Go through the entries and count the lines with the string "skin" in them. Give only that number.

[EXERCISE INPUT]

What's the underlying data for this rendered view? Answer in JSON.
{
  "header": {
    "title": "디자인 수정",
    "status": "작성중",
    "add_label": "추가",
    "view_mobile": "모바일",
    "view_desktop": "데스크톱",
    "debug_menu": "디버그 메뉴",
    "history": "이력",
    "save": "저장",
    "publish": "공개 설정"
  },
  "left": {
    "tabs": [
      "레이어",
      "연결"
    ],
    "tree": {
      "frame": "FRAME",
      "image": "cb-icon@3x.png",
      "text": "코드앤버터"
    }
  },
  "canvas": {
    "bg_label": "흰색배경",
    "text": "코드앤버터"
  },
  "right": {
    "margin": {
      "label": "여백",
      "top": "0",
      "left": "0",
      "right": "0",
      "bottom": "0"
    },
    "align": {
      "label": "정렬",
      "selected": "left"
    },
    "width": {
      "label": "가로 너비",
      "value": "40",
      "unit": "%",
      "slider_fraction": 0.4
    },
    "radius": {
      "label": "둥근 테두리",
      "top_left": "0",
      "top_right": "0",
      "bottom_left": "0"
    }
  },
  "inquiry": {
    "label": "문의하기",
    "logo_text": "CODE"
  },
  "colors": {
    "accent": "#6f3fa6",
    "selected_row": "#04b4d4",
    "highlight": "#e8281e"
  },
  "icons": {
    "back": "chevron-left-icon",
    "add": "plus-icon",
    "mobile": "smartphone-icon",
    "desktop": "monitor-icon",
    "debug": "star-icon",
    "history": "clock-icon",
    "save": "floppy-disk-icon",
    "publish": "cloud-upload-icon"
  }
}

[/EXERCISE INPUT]
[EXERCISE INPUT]

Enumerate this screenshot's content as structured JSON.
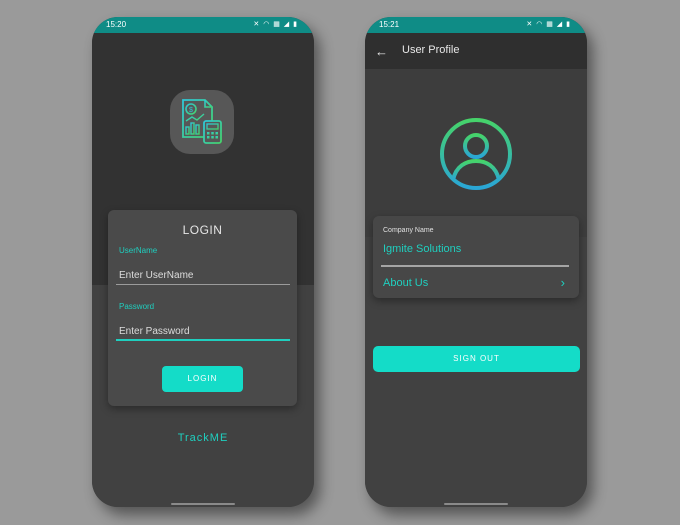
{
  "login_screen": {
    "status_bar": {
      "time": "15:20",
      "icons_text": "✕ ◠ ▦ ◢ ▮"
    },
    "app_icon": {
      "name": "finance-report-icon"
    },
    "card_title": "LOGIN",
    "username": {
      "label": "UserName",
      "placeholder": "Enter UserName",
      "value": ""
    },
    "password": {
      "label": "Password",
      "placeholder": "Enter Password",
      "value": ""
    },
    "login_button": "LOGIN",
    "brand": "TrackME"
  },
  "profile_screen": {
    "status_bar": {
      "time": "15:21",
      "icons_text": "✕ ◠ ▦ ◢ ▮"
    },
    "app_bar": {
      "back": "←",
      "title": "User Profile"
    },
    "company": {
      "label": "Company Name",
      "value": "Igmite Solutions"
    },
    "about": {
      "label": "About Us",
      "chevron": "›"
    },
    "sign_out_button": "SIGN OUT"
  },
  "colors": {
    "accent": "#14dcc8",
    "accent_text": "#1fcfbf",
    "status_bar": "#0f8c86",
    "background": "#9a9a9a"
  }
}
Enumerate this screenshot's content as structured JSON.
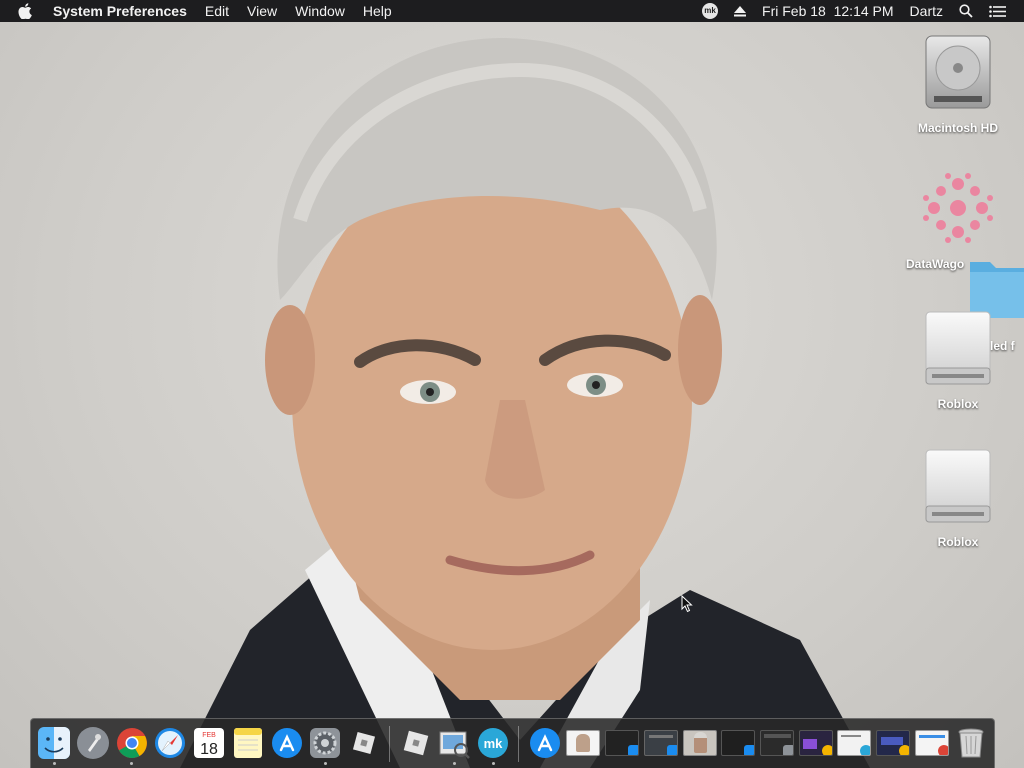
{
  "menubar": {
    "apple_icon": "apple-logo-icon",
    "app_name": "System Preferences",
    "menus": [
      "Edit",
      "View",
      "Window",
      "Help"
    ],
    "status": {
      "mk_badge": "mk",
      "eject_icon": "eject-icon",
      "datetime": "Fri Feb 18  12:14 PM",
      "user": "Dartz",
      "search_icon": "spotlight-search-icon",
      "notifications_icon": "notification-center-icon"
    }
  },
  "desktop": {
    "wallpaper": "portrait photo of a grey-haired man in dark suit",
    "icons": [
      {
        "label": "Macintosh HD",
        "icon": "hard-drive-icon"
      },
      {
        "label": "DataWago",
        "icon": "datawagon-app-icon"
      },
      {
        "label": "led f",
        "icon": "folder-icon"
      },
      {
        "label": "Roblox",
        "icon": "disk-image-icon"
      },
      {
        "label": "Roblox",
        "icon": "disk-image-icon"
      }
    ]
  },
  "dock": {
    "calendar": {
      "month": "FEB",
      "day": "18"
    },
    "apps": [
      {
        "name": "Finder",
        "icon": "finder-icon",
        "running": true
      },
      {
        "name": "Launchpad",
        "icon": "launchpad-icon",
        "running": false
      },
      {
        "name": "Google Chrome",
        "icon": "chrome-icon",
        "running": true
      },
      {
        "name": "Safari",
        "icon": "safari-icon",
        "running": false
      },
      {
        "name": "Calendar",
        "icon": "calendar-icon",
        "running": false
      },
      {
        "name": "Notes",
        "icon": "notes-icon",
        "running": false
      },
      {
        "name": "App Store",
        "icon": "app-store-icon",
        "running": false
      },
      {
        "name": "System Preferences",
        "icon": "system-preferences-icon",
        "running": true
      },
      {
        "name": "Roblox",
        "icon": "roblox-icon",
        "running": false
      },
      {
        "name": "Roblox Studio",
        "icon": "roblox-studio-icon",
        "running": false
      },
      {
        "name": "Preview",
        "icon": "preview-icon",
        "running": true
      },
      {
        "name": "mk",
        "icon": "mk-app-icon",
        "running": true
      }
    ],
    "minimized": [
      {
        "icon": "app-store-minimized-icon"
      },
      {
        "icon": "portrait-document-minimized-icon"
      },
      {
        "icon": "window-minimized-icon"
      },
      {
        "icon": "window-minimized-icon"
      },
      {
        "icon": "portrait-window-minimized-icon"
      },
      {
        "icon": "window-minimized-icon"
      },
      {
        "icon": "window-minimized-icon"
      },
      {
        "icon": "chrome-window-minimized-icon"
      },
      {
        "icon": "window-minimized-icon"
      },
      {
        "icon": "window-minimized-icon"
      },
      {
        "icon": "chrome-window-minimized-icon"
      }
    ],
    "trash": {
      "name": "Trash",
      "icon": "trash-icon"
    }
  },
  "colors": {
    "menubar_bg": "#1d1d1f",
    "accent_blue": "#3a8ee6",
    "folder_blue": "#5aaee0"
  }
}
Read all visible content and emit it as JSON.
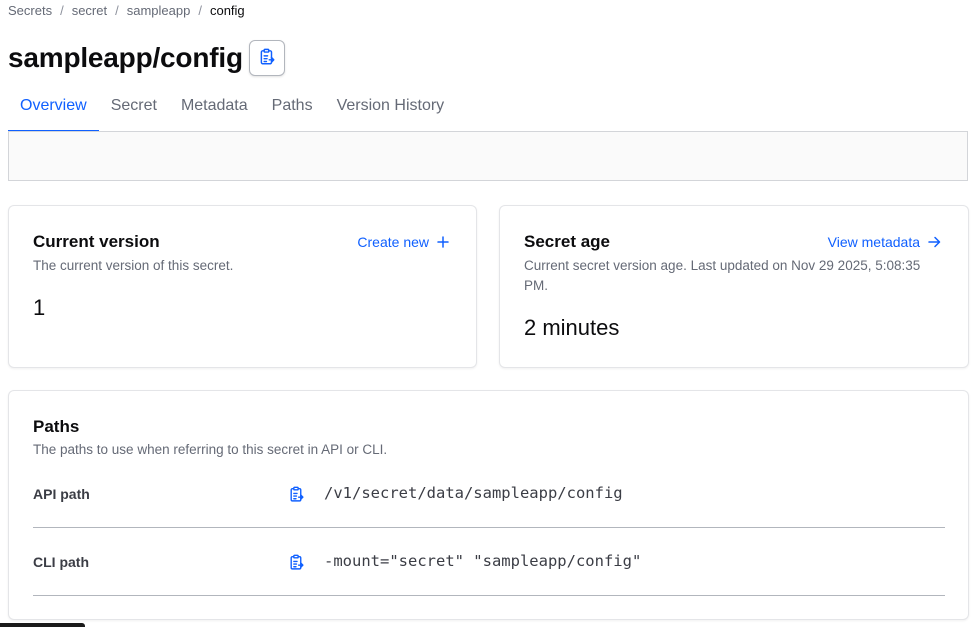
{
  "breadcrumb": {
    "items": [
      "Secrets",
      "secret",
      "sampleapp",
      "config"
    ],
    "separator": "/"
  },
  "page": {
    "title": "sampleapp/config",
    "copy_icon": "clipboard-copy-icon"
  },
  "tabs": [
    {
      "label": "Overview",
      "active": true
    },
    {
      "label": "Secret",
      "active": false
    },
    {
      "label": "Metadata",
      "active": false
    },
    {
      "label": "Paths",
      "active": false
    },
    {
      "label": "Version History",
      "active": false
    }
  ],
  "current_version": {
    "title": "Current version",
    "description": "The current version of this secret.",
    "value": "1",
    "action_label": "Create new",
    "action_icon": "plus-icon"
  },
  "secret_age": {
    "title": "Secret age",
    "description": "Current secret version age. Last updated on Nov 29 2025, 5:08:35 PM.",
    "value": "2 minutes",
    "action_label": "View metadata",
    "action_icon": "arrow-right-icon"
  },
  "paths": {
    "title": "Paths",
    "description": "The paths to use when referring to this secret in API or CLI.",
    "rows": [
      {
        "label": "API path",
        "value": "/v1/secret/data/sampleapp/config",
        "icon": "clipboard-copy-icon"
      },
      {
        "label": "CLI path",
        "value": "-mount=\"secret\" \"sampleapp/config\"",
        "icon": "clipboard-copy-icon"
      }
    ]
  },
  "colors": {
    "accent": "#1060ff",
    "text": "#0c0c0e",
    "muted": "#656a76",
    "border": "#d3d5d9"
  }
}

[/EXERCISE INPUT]
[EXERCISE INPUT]

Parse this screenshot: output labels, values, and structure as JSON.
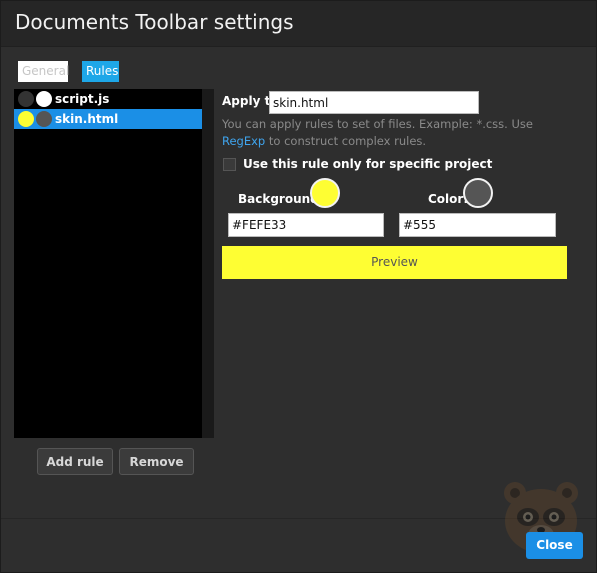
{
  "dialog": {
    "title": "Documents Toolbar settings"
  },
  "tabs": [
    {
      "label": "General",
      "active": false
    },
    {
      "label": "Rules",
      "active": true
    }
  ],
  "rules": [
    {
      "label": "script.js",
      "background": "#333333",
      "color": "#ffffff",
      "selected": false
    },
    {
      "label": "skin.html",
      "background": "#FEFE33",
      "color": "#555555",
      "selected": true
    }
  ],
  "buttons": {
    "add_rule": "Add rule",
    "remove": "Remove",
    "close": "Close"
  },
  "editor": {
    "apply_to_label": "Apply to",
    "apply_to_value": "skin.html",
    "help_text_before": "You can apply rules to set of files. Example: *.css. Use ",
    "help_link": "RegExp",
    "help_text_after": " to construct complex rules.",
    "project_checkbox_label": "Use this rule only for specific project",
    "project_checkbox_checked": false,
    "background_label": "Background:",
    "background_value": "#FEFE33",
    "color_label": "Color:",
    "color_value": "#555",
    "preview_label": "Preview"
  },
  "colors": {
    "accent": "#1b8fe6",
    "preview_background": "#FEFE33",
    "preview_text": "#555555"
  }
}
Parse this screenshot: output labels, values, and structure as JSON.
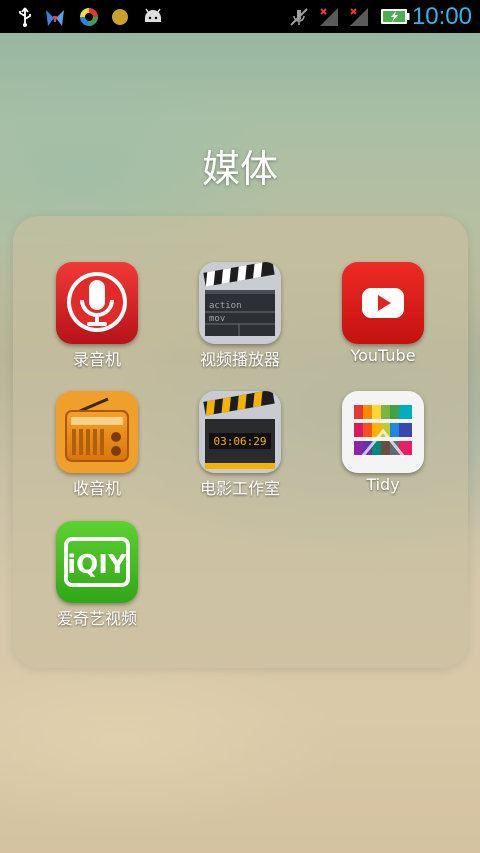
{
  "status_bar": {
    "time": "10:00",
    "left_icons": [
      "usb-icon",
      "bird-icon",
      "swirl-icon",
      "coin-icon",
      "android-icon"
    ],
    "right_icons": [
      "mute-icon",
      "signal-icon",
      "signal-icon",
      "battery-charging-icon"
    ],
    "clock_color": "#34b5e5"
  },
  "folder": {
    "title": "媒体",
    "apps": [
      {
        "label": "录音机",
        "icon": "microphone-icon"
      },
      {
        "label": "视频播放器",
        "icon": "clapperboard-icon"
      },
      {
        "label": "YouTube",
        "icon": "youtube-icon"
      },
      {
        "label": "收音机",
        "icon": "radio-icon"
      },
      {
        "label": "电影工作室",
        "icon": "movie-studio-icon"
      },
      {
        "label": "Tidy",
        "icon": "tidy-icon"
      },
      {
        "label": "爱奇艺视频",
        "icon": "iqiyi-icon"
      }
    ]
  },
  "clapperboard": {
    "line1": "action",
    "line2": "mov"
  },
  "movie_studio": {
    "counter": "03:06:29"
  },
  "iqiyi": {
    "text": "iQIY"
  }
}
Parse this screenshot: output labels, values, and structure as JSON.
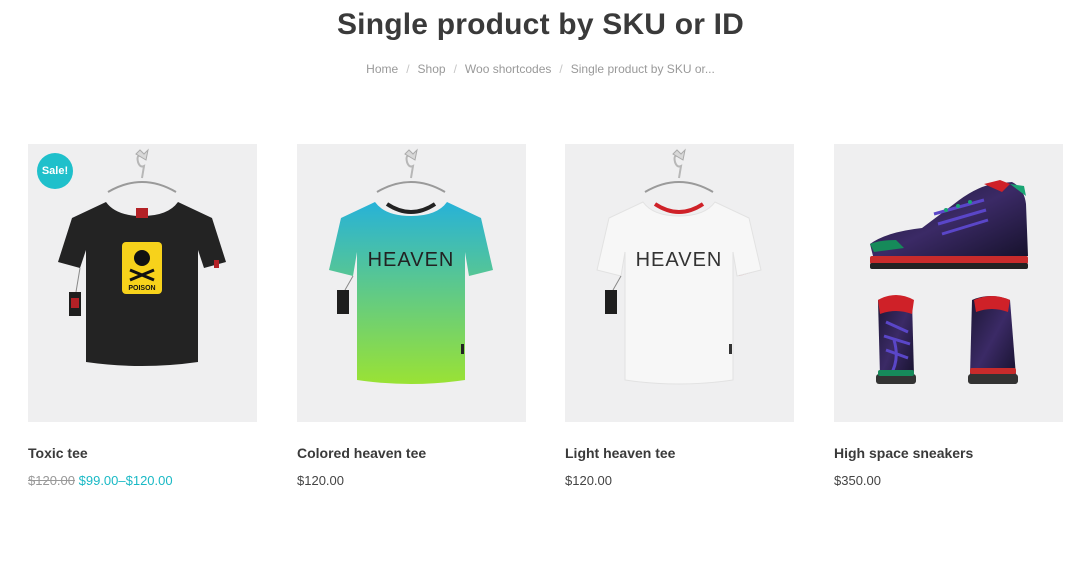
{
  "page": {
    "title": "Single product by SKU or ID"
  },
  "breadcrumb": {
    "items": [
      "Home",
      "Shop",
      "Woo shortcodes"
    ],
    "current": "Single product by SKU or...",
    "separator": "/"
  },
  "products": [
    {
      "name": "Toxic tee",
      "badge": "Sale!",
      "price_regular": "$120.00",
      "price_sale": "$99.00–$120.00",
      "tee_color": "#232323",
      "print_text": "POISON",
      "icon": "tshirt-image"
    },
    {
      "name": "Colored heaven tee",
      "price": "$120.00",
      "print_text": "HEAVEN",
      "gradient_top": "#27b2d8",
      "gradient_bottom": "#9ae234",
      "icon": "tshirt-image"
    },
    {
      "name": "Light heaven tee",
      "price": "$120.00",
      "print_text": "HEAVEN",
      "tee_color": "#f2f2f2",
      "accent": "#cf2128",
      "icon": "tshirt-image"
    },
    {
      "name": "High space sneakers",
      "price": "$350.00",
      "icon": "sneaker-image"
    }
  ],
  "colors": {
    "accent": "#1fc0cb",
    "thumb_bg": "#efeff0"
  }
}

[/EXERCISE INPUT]

RESULT OF THE EXERCISE =>
2